The tour is absolutely fascinating and the tour centre is now enormous, compared to the first time we took the tour about 25 years ago. Unfortunately cameras are now banned and no photographs are available of the production lines. However when we get home we may be able to add some old ones to give you readers a flavour of the tour.
Thursday 24th March
Last night’s storm had cleared as we left Astoria this morning. We are once again following Highways 1 and 101 so we had to cross the five mile wide mouth of the Columbia River. This is a deep water inlet which is mostly glaciated over several periods of glaciation in North America. This can be seen in the landscape as one looks south of the river the streets climb to their summits in a series of steps rather like San Francisco where each step is the top of the receding glacier thereby producing a ‘valley in valley’ formation as can be witnessed in Calderdale in West Yorkshire (UK) though just a little bigger!
The deep water provides a safe harbour for tankers, container ships and bulk carriers which means that the Astoria-Megler Bridge is a very high level cantilever crossing of the deepest shipping channels and to gain access to this the road spirals and climbs above the waterfront. Having crossed the high level section the crossing is not over until one has crossed the low level bridge which extends northwards for several miles.
We continued on the original Highway 1 where we rounded the headland called Cape Disappointment which is where the Columbia River finally enters the Pacific Ocean and was named by the explorer Captain John Meares who it is said in 1788 interpreted the sandbars and the landscape to mean that there was no major river here. How wrong could he have been!! Further north we skirted Willapa Bay which is one of the country’s oyster grounds as it is sheltered by the Long Beach peninsula and fed by three crystal clear rivers from the mountains. There are two towns here, South Bend and Raymond which, according to the guide books, compete for fame. The former as the oyster capital, the latter as the lumber capital of the Pacific Northwest.

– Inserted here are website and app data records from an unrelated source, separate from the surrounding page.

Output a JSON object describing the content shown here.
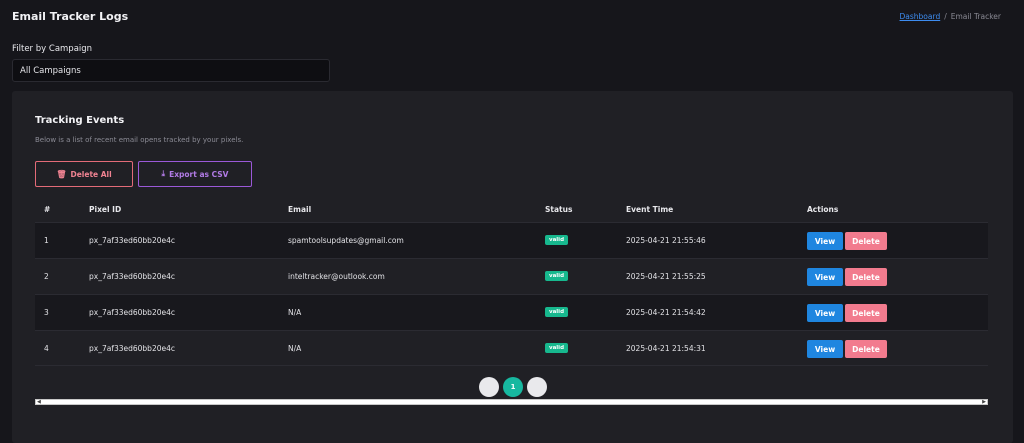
{
  "header": {
    "title": "Email Tracker Logs",
    "breadcrumb": {
      "link": "Dashboard",
      "separator": "/",
      "current": "Email Tracker"
    }
  },
  "filter": {
    "label": "Filter by Campaign",
    "selected": "All Campaigns"
  },
  "card": {
    "title": "Tracking Events",
    "subtitle": "Below is a list of recent email opens tracked by your pixels.",
    "delete_all_label": "Delete All",
    "export_label": "Export as CSV"
  },
  "table": {
    "columns": [
      "#",
      "Pixel ID",
      "Email",
      "Status",
      "Event Time",
      "Actions"
    ],
    "rows": [
      {
        "num": "1",
        "pixel_id": "px_7af33ed60bb20e4c",
        "email": "spamtoolsupdates@gmail.com",
        "status": "valid",
        "time": "2025-04-21 21:55:46"
      },
      {
        "num": "2",
        "pixel_id": "px_7af33ed60bb20e4c",
        "email": "inteltracker@outlook.com",
        "status": "valid",
        "time": "2025-04-21 21:55:25"
      },
      {
        "num": "3",
        "pixel_id": "px_7af33ed60bb20e4c",
        "email": "N/A",
        "status": "valid",
        "time": "2025-04-21 21:54:42"
      },
      {
        "num": "4",
        "pixel_id": "px_7af33ed60bb20e4c",
        "email": "N/A",
        "status": "valid",
        "time": "2025-04-21 21:54:31"
      }
    ],
    "view_label": "View",
    "delete_label": "Delete"
  },
  "pagination": {
    "prev": "‹",
    "current": "1",
    "next": "›"
  },
  "icons": {
    "delete_all": "trash-icon",
    "export": "download-icon"
  },
  "colors": {
    "accent": "#1f86e0",
    "danger": "#f27b8e",
    "success": "#17b88e",
    "purple": "#9b59d8"
  }
}
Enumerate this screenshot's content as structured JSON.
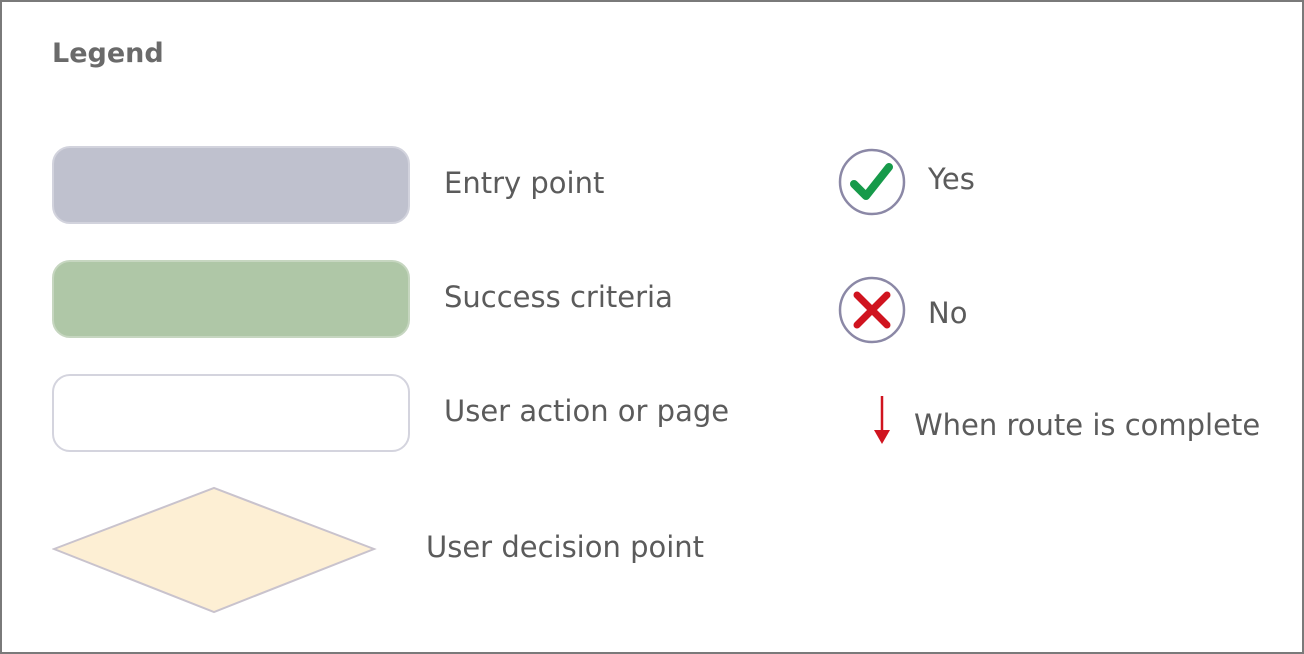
{
  "legend": {
    "title": "Legend",
    "shapes": [
      {
        "name": "entry",
        "label": "Entry point",
        "color": "#bfc1ce"
      },
      {
        "name": "success",
        "label": "Success criteria",
        "color": "#afc7a7"
      },
      {
        "name": "action",
        "label": "User action or page",
        "color": "#ffffff"
      },
      {
        "name": "decision",
        "label": "User decision point",
        "color": "#fdefd4"
      }
    ],
    "symbols": [
      {
        "name": "checkmark-icon",
        "label": "Yes",
        "color": "#169a4a"
      },
      {
        "name": "cross-icon",
        "label": "No",
        "color": "#d0141f"
      },
      {
        "name": "red-down-arrow-icon",
        "label": "When route is complete",
        "color": "#d0141f"
      }
    ]
  }
}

To complete the whole of Highway 1 would involve at least one more day, but we have a train to catch and some aeroplanes to see being built, so we diverted to Olympia and Seattle. Before checking in we crossed the Tacoma Narrows travelling west bound over the replacement Narrows bridge for the one which in the early 1930s collapsed in strong winds. It had already gained the name ‘Galloping Gertie’ as the cables connecting the roadway to the man suspension cables had not been designed to work with and against any winds, so the road deck rippled and rippled even more which finally led to the steel being torn apart. The replacement bridge was designed to replicate the original and the newest bridge, to carry eastbound traffic, uses more concrete but still replicates the design of the originals. The unfortunate thing is that the small information lay-by that the Lisle family discovered in the 1980s no longer exists.
After a thrilling drive on the I-5 (motorway) we checked in to our hotel and are currently waiting for the restaurant to open!!